─── Given information
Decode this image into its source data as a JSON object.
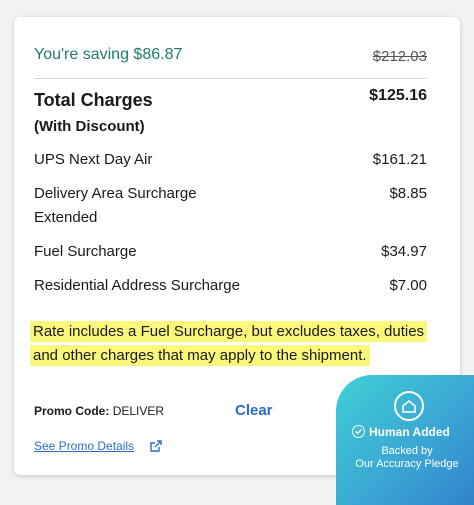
{
  "summary": {
    "saving": "You're saving $86.87",
    "original_price": "$212.03",
    "total_title": "Total Charges",
    "total_subtitle": "(With Discount)",
    "total_amount": "$125.16"
  },
  "charges": [
    {
      "label": "UPS Next Day Air",
      "amount": "$161.21"
    },
    {
      "label": "Delivery Area Surcharge\nExtended",
      "label_line1": "Delivery Area Surcharge",
      "label_line2": "Extended",
      "amount": "$8.85"
    },
    {
      "label": "Fuel Surcharge",
      "amount": "$34.97"
    },
    {
      "label": "Residential Address Surcharge",
      "amount": "$7.00"
    }
  ],
  "note": "Rate includes a Fuel Surcharge, but excludes taxes, duties and other charges that may apply to the shipment.",
  "promo": {
    "label": "Promo Code:",
    "code": "DELIVER",
    "clear_label": "Clear",
    "details_link": "See Promo Details"
  },
  "badge": {
    "title": "Human Added",
    "line1": "Backed by",
    "line2": "Our Accuracy Pledge"
  },
  "colors": {
    "saving": "#1f7a6d",
    "link": "#2b6cc4",
    "highlight": "#fbf77a",
    "badge": "#3aa2d3"
  }
}
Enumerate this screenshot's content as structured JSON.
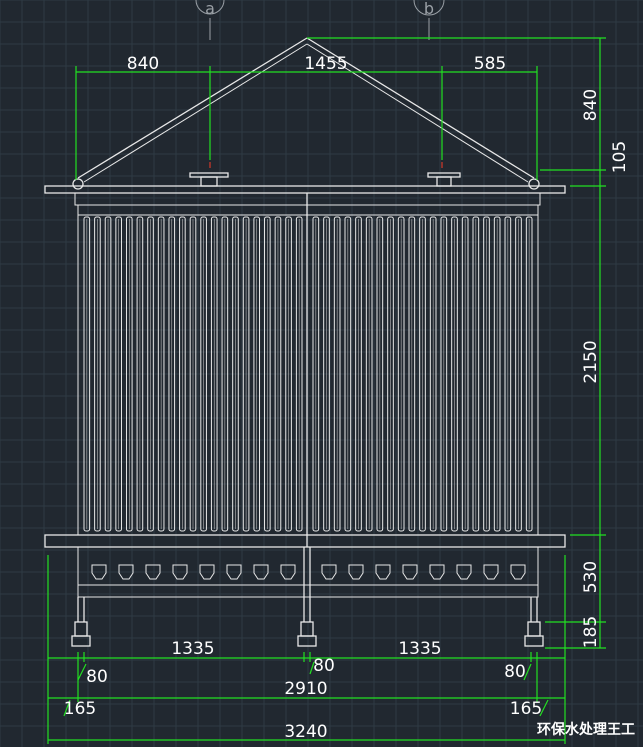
{
  "diagram": {
    "axis_labels": [
      {
        "id": "axis-a",
        "text": "a"
      },
      {
        "id": "axis-b",
        "text": "b"
      }
    ],
    "top_dims": [
      "840",
      "1455",
      "585"
    ],
    "right_dims": [
      "840",
      "105",
      "2150",
      "530",
      "185"
    ],
    "bottom_dims": {
      "row1": [
        "1335",
        "1335"
      ],
      "row1_small": [
        "80",
        "80",
        "80"
      ],
      "row2": "2910",
      "row3": [
        "165",
        "165"
      ],
      "row4": "3240"
    }
  },
  "watermark": "环保水处理王工",
  "colors": {
    "background": "#212830",
    "dimension": "#22e022",
    "linework": "#e8e8e8",
    "accent": "#d23a2a"
  }
}
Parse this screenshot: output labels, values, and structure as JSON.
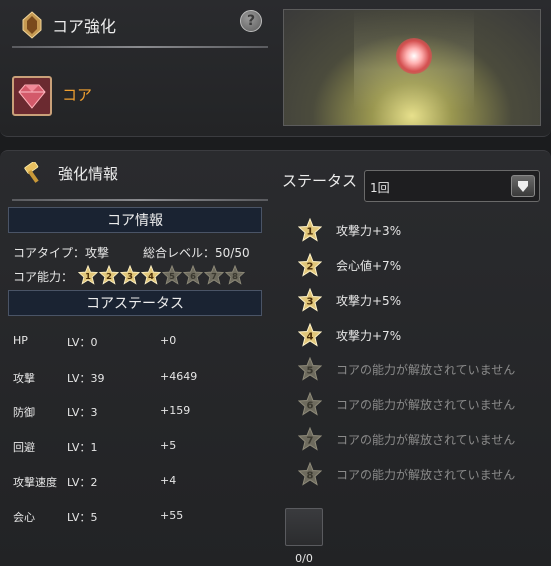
{
  "header": {
    "title": "コア強化",
    "help_symbol": "?",
    "core_label": "コア"
  },
  "enhance": {
    "section_title": "強化情報",
    "core_info_title": "コア情報",
    "core_type": "コアタイプ：攻撃",
    "total_level": "総合レベル：50/50",
    "core_ability_label": "コア能力：",
    "ability_stars": [
      {
        "n": "1",
        "unlocked": true
      },
      {
        "n": "2",
        "unlocked": true
      },
      {
        "n": "3",
        "unlocked": true
      },
      {
        "n": "4",
        "unlocked": true
      },
      {
        "n": "5",
        "unlocked": false
      },
      {
        "n": "6",
        "unlocked": false
      },
      {
        "n": "7",
        "unlocked": false
      },
      {
        "n": "8",
        "unlocked": false
      }
    ],
    "core_status_title": "コアステータス",
    "stats": [
      {
        "name": "HP",
        "lv": "LV：0",
        "bonus": "+0"
      },
      {
        "name": "攻撃",
        "lv": "LV：39",
        "bonus": "+4649"
      },
      {
        "name": "防御",
        "lv": "LV：3",
        "bonus": "+159"
      },
      {
        "name": "回避",
        "lv": "LV：1",
        "bonus": "+5"
      },
      {
        "name": "攻撃速度",
        "lv": "LV：2",
        "bonus": "+4"
      },
      {
        "name": "会心",
        "lv": "LV：5",
        "bonus": "+55"
      }
    ]
  },
  "status": {
    "label": "ステータス",
    "selected": "1回",
    "bonuses": [
      {
        "n": "1",
        "text": "攻撃力+3%",
        "unlocked": true
      },
      {
        "n": "2",
        "text": "会心値+7%",
        "unlocked": true
      },
      {
        "n": "3",
        "text": "攻撃力+5%",
        "unlocked": true
      },
      {
        "n": "4",
        "text": "攻撃力+7%",
        "unlocked": true
      },
      {
        "n": "5",
        "text": "コアの能力が解放されていません",
        "unlocked": false
      },
      {
        "n": "6",
        "text": "コアの能力が解放されていません",
        "unlocked": false
      },
      {
        "n": "7",
        "text": "コアの能力が解放されていません",
        "unlocked": false
      },
      {
        "n": "8",
        "text": "コアの能力が解放されていません",
        "unlocked": false
      }
    ],
    "material_count": "0/0"
  },
  "colors": {
    "accent_orange": "#f0a030",
    "star_gold": "#e2c77a",
    "star_locked": "#6e6b5e"
  }
}
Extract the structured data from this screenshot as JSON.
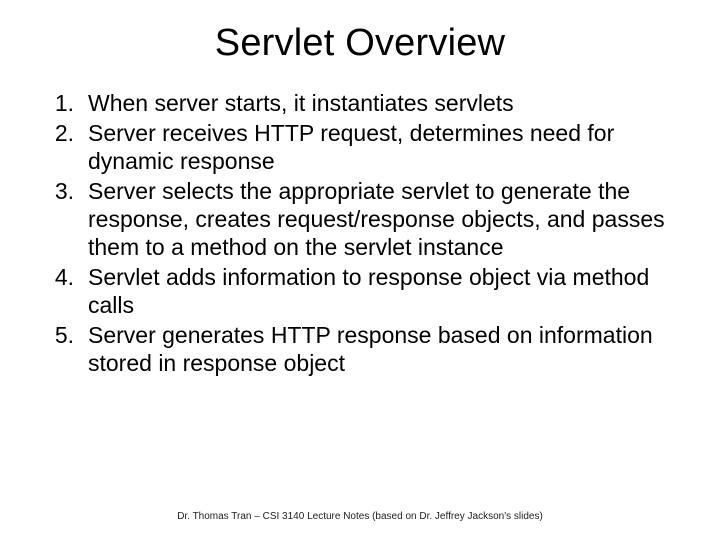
{
  "title": "Servlet Overview",
  "items": [
    {
      "n": "1.",
      "t": "When server starts, it instantiates servlets"
    },
    {
      "n": "2.",
      "t": "Server receives HTTP request, determines need for dynamic response"
    },
    {
      "n": "3.",
      "t": "Server selects the appropriate servlet to generate the response, creates request/response objects, and passes them to a method on the servlet instance"
    },
    {
      "n": "4.",
      "t": "Servlet adds information to response object via method calls"
    },
    {
      "n": "5.",
      "t": "Server generates HTTP response based on information stored in response object"
    }
  ],
  "footer": "Dr. Thomas Tran – CSI 3140 Lecture Notes (based on Dr. Jeffrey Jackson's slides)"
}
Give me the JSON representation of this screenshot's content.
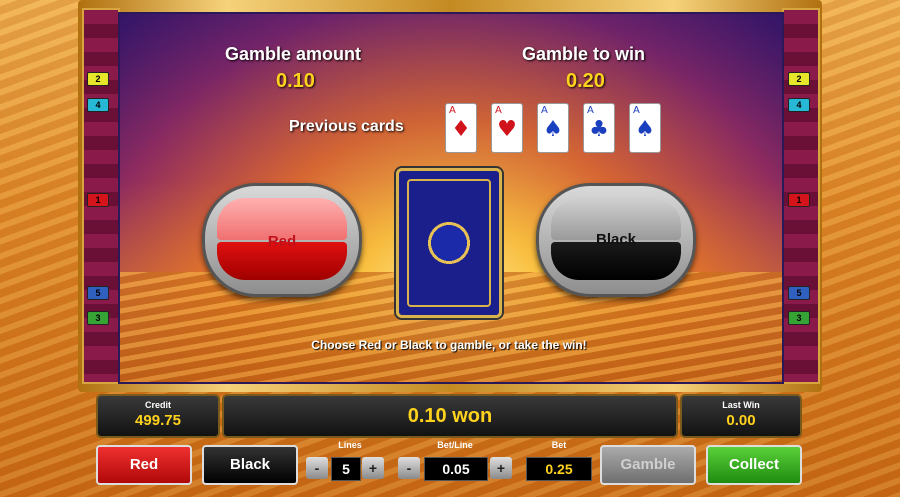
{
  "gamble": {
    "amount_label": "Gamble amount",
    "amount_value": "0.10",
    "to_win_label": "Gamble to win",
    "to_win_value": "0.20",
    "previous_cards_label": "Previous cards",
    "previous_cards": [
      {
        "rank": "A",
        "suit": "♦",
        "color": "red"
      },
      {
        "rank": "A",
        "suit": "♥",
        "color": "red"
      },
      {
        "rank": "A",
        "suit": "♠",
        "color": "black"
      },
      {
        "rank": "A",
        "suit": "♣",
        "color": "black"
      },
      {
        "rank": "A",
        "suit": "♠",
        "color": "black"
      }
    ],
    "red_label": "Red",
    "black_label": "Black",
    "hint": "Choose Red or Black to gamble, or take the win!"
  },
  "side_numbers_left": [
    "2",
    "4",
    "1",
    "5",
    "3"
  ],
  "side_numbers_right": [
    "2",
    "4",
    "1",
    "5",
    "3"
  ],
  "status": {
    "credit_label": "Credit",
    "credit_value": "499.75",
    "message": "0.10 won",
    "last_win_label": "Last Win",
    "last_win_value": "0.00"
  },
  "controls": {
    "red_button": "Red",
    "black_button": "Black",
    "lines_label": "Lines",
    "lines_value": "5",
    "bet_line_label": "Bet/Line",
    "bet_line_value": "0.05",
    "bet_label": "Bet",
    "bet_value": "0.25",
    "gamble_button": "Gamble",
    "collect_button": "Collect",
    "minus": "-",
    "plus": "+"
  },
  "colors": {
    "accent_yellow": "#ffd21e",
    "red": "#d0121a",
    "collect_green": "#2ea01c"
  }
}
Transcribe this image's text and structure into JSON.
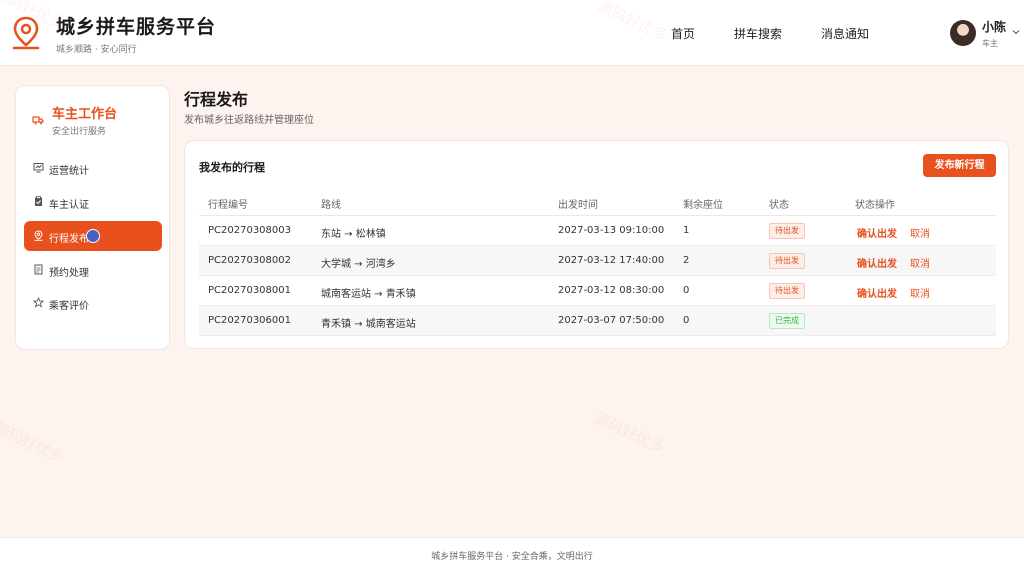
{
  "header": {
    "title": "城乡拼车服务平台",
    "subtitle": "城乡顺路 · 安心同行",
    "nav": [
      "首页",
      "拼车搜索",
      "消息通知"
    ],
    "user": {
      "name": "小陈",
      "role": "车主"
    }
  },
  "sidebar": {
    "title": "车主工作台",
    "subtitle": "安全出行服务",
    "items": [
      {
        "label": "运营统计",
        "icon": "chart-icon"
      },
      {
        "label": "车主认证",
        "icon": "clipboard-icon"
      },
      {
        "label": "行程发布",
        "icon": "location-pin-icon",
        "active": true
      },
      {
        "label": "预约处理",
        "icon": "document-icon"
      },
      {
        "label": "乘客评价",
        "icon": "star-icon"
      }
    ]
  },
  "main": {
    "title": "行程发布",
    "subtitle": "发布城乡往返路线并管理座位",
    "card_title": "我发布的行程",
    "publish_button": "发布新行程",
    "columns": [
      "行程编号",
      "路线",
      "出发时间",
      "剩余座位",
      "状态",
      "状态操作"
    ],
    "rows": [
      {
        "id": "PC20270308003",
        "route": "东站 → 松林镇",
        "time": "2027-03-13 09:10:00",
        "seats": "1",
        "status": "待出发",
        "actions": [
          "确认出发",
          "取消"
        ]
      },
      {
        "id": "PC20270308002",
        "route": "大学城 → 河湾乡",
        "time": "2027-03-12 17:40:00",
        "seats": "2",
        "status": "待出发",
        "actions": [
          "确认出发",
          "取消"
        ]
      },
      {
        "id": "PC20270308001",
        "route": "城南客运站 → 青禾镇",
        "time": "2027-03-12 08:30:00",
        "seats": "0",
        "status": "待出发",
        "actions": [
          "确认出发",
          "取消"
        ]
      },
      {
        "id": "PC20270306001",
        "route": "青禾镇 → 城南客运站",
        "time": "2027-03-07 07:50:00",
        "seats": "0",
        "status": "已完成",
        "actions": []
      }
    ]
  },
  "watermark": "源码好优多",
  "footer": "城乡拼车服务平台 · 安全合乘，文明出行",
  "colors": {
    "accent": "#e8501e",
    "success": "#3bb34a"
  }
}
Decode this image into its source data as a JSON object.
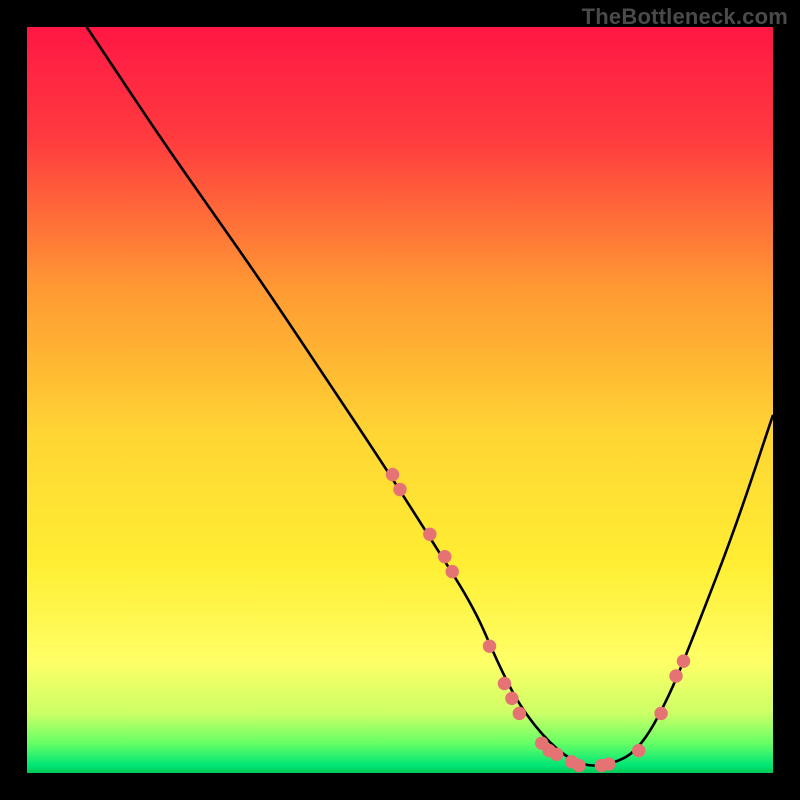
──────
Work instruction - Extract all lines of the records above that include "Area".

Response -
      "label": "Delivery Area Surcharge\nExtended",
      "label_line1": "Delivery Area Surcharge",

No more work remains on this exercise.